In today’s world, the intersection of family planning, work-life balance, and healthcare benefits often leaves individuals with numerous questions. One of the recurring inquiries is whether maternity leave can be considered as short-term disability. This article aims to explore this topic comprehensively, providing insights into the differences, similarities, and implications of maternity leave and short-term disability.
Understanding Maternity Leave
Maternity leave is a benefit provided by employers to expectant mothers, allowing them to take time off work before and after giving birth. It is primarily designed to support mothers during the crucial stages of pregnancy, childbirth, and early postpartum recovery. Maternity leave is not intended to cover medical conditions but rather to provide women with the necessary time and flexibility to care for their newborns.
Types of Maternity Leave
- Paid Maternity Leave: Some employers offer paid maternity leave as part of their employee benefits package. This allows expectant mothers to receive a portion of their salary while on leave, ensuring financial stability during this important time.
- Unpaid Maternity Leave: In cases where paid maternity leave is not available, some employees can take unpaid leave protected by laws such as the Family and Medical Leave Act (FMLA). Although unpaid, this option ensures job security and benefits continuation.
Short-Term Disability Explained
Short-term disability, on the other hand, is a separate employee benefit that provides financial support to individuals who are temporarily unable to work due to a non-work-related illness or injury. This disability coverage typically replaces a portion of the employee’s income for a limited period, often ranging from a few weeks to a few months.
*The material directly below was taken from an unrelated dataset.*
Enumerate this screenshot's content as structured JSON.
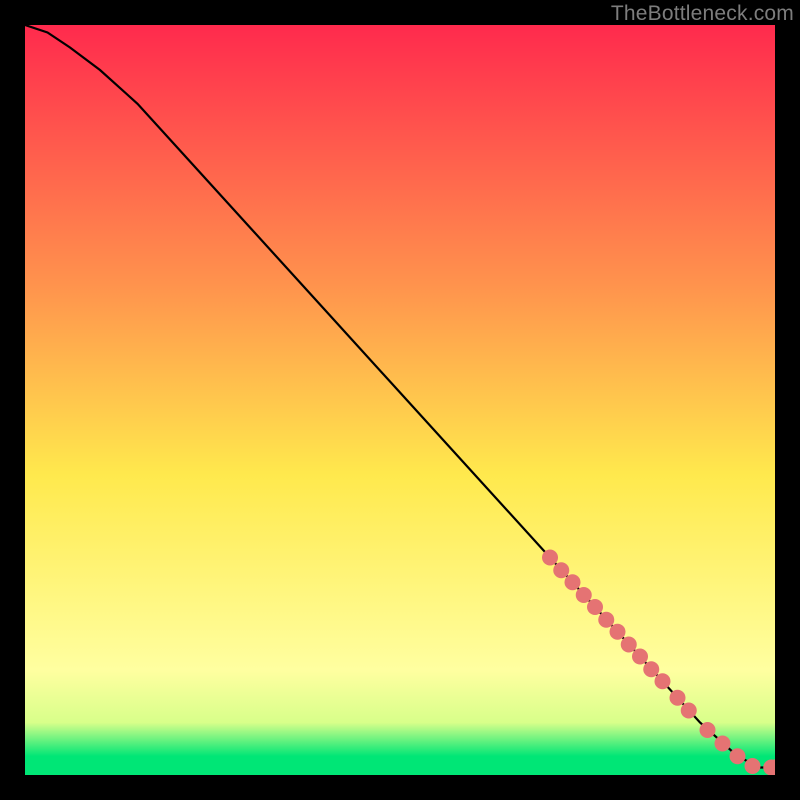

Short-term disability generally covers a broad range of medical conditions, including:
- Accidents and injuries
- Illnesses such as the flu or pneumonia
- Surgical procedures and recovery
- Mental health conditions
- Pregnancy complications
The Relationship Between Maternity Leave and Short-Term Disability
Pregnancy can sometimes result in medical conditions that qualify as short-term disabilities. For instance, complications such as gestational diabetes, preeclampsia, or severe morning sickness may require a pregnant woman to take a medical leave of absence. In such cases, short-term disability insurance can provide financial assistance during the recovery period.
Maternity Leave vs. Short-Term Disability
It’s essential to differentiate between maternity leave and short-term disability:
- Purpose: Maternity leave is designed specifically for expectant and new mothers, focusing on bonding with their child and recovering from childbirth. Short-term disability, on the other hand, is a broader benefit that covers various non-work-related health conditions.
- Eligibility: Maternity leave eligibility depends on an individual’s employment status and company policies. In contrast, short-term disability is typically available to all employees who enroll in the program, regardless of their gender or family planning status.
In conclusion, maternity leave and short-term disability serve distinct purposes in the realm of employee benefits. Maternity leave primarily supports expectant and new mothers during the unique journey of childbirth and early parenthood. On the other hand, short-term disability provides financial relief for individuals facing temporary health challenges, including some pregnancy-related complications. While they are related in some cases, they are not interchangeable, as their eligibility criteria and objectives differ significantly.
- Is maternity leave considered a disability?
- Can I use short-term disability for maternity leave?
- Short-term disability can be used for maternity leave if you experience pregnancy-related complications that qualify as a short-term disability.
- Is short-term disability available to all employees?
- Short-term disability is typically available to all employees who enroll in the program, regardless of their gender or family planning status.
- How long does maternity leave usually last?
- The duration of maternity leave varies depending on the employer’s policies and the specific needs of the mother. It can range from a few weeks to several months.
- Where can I learn more about these benefits?
- Get more information and access to these benefits through your employer’s human resources department.